Action item:
Would you copy each line of the data below that has "ZyXEL"?

[Web page and app entries]
:::

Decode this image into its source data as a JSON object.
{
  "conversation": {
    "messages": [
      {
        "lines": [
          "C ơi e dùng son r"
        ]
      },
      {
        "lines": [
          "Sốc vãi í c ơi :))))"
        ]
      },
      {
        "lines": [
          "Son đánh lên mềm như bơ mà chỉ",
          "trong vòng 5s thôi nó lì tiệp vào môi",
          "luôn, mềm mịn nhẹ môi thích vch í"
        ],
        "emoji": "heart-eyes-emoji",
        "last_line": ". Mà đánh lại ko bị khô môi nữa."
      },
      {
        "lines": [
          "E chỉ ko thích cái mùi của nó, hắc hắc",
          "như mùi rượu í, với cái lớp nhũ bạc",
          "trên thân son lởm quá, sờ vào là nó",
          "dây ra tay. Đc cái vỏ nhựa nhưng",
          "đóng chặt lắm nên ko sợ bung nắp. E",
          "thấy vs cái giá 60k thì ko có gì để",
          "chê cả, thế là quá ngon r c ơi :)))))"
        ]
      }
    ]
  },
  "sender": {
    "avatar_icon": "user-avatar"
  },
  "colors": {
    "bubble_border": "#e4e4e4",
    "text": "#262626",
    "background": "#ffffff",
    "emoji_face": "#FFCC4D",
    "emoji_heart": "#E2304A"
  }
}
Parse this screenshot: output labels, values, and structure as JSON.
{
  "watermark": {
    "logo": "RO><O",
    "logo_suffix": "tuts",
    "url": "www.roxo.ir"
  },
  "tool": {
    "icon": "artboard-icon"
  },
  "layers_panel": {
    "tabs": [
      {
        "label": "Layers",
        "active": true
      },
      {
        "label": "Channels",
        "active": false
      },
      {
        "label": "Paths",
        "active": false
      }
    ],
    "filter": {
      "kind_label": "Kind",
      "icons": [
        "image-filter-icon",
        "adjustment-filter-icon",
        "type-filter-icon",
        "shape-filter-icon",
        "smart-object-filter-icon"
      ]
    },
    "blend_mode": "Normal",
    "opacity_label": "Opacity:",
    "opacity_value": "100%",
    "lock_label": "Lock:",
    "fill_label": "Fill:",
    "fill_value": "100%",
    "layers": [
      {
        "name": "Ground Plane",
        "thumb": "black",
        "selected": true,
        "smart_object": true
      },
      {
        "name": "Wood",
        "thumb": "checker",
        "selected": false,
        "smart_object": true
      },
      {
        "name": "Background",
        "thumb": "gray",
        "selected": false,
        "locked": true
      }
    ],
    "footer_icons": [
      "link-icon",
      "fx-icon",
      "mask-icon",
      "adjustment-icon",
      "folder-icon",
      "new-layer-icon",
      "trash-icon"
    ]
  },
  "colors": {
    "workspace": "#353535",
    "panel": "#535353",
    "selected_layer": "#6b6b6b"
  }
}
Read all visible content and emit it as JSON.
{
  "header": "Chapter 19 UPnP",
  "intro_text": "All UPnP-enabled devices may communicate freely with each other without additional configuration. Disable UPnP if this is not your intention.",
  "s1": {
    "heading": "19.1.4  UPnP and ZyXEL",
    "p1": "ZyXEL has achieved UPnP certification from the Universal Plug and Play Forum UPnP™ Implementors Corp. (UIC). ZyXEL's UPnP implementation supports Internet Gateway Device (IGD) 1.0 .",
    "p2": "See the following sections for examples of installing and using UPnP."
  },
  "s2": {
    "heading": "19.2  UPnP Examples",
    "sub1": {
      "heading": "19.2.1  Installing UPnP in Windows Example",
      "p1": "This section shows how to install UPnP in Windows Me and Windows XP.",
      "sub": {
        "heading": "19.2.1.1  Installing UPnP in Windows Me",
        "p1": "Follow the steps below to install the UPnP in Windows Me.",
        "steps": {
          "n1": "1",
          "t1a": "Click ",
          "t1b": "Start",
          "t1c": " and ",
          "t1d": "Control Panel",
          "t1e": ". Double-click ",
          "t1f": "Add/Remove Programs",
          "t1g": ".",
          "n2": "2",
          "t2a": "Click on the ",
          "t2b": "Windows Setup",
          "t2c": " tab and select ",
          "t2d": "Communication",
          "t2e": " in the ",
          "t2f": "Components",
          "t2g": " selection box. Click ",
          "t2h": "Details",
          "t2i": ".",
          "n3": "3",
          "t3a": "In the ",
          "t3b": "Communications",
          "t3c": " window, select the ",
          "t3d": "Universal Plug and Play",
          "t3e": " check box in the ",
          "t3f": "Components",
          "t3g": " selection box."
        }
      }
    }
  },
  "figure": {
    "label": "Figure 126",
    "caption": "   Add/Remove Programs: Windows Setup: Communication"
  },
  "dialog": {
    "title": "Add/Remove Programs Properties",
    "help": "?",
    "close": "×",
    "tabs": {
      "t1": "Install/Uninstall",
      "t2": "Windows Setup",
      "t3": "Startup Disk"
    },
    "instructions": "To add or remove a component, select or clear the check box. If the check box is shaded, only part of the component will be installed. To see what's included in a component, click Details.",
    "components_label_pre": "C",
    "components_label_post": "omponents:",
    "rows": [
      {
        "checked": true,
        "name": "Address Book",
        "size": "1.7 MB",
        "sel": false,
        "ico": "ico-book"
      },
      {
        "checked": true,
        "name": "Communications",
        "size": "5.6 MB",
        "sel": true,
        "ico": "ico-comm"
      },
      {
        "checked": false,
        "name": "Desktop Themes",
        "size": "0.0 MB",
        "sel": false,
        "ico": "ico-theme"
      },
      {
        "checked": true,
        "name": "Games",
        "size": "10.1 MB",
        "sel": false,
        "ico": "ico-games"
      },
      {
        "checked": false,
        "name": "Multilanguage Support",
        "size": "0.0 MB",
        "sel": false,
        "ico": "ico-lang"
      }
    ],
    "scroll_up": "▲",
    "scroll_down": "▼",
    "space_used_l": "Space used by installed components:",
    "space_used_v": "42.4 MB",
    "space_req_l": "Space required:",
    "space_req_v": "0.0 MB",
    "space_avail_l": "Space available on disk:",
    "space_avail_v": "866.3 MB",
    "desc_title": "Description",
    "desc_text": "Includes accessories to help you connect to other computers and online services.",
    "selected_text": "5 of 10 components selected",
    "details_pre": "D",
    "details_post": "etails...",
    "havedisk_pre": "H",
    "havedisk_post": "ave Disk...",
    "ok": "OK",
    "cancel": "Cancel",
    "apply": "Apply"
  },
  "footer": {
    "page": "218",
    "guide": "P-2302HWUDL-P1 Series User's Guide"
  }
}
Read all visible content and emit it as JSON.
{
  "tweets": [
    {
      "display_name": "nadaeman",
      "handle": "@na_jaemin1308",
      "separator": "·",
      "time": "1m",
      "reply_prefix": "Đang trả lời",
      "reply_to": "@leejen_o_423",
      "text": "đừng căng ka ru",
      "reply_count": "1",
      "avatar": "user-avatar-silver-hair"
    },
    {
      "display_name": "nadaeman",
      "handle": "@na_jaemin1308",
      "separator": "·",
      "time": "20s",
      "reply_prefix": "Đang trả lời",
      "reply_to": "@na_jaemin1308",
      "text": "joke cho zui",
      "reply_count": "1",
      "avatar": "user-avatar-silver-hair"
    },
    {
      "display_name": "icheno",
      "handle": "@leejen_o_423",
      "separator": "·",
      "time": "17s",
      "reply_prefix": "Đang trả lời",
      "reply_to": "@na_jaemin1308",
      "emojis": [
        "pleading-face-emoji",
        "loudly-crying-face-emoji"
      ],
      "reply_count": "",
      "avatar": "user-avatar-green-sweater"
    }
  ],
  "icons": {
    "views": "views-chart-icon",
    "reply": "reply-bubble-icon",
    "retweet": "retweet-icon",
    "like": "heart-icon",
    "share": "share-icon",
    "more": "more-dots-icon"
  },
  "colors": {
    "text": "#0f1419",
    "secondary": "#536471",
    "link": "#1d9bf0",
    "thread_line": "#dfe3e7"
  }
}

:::

Output for this exercise:
    "heading": "19.1.4  UPnP and ZyXEL",
    "p1": "ZyXEL has achieved UPnP certification from the Universal Plug and Play Forum UPnP™ Implementors Corp. (UIC). ZyXEL's UPnP implementation supports Internet Gateway Device (IGD) 1.0 .",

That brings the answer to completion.